Future of Justification 17: Righteousness of Christ
Before I ever cracked open The Future of Justification, I knew that John Piper’s main area of disagreement with N.T. Wright would be on the doctrine of imputation. Chapter 11 lays out Piper’s reasons for retaining belief in the traditional Reformed view of imputation.
Piper begins by returning to the definition of righteousness he provided earlier (one that does not stay on the surface of what righteousness does) (164-165). He then takes on Wright again for his reductionistic definition of righteousness and for the “confusing” way that Wright speaks of justification (165-167).
The rest of the chapter contains brief expositions of the relevant Bible passages that seem to affirm the doctrine of imputation as traditionally defined by Reformed exegesis (167-175). Piper seeks to prove Wright wrong by pasting together the texts that support imputation and providing brief exegetical reasons for seeing imputation as a central motif of the texts.
Despite some minor quibbles here and there (I disagree with Piper’s take on 1 Cor. 1:30), I am largely in agreement with Piper’s understanding of imputation. I take great comfort in the “Wondrous Exchange” that Luther affirmed – wherein sinners take Christ’s righteousness and Christ takes our sin.

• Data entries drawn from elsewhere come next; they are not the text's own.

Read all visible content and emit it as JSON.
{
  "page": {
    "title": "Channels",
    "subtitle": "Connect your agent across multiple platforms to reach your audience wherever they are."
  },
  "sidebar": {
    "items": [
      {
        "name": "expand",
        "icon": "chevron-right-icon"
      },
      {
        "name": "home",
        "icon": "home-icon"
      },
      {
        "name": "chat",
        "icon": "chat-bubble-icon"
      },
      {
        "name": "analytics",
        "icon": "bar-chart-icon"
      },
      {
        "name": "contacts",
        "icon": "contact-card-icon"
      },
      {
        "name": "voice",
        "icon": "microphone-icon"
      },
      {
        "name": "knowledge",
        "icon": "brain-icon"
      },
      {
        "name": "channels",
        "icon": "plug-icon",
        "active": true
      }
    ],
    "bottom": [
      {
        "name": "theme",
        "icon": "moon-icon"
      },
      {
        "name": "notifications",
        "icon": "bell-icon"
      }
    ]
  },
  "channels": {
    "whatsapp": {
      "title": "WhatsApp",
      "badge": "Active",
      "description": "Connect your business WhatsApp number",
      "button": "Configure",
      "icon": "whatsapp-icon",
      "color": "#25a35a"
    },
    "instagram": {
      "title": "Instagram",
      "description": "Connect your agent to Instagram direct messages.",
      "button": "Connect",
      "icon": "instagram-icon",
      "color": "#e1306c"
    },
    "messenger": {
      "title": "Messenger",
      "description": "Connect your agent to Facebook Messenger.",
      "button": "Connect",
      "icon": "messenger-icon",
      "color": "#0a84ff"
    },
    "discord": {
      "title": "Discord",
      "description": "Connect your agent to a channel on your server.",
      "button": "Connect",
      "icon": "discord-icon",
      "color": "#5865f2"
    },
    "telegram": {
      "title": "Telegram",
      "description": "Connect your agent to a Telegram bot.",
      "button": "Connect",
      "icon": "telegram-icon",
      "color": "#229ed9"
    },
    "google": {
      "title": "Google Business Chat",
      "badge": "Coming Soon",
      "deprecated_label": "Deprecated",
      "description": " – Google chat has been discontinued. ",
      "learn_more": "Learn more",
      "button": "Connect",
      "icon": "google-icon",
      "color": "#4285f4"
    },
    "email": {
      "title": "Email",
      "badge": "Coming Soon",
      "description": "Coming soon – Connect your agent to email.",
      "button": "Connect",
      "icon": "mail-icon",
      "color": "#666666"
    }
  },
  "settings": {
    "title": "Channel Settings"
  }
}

And yet, I believe the “Wondrous Exchange” is even more wondrous than Piper affirms in this chapter. We receive so much more than righteousness. Christ has identified with us, represented us, substituted himself for us. He becomes all that we are and we receive all that he has to offer.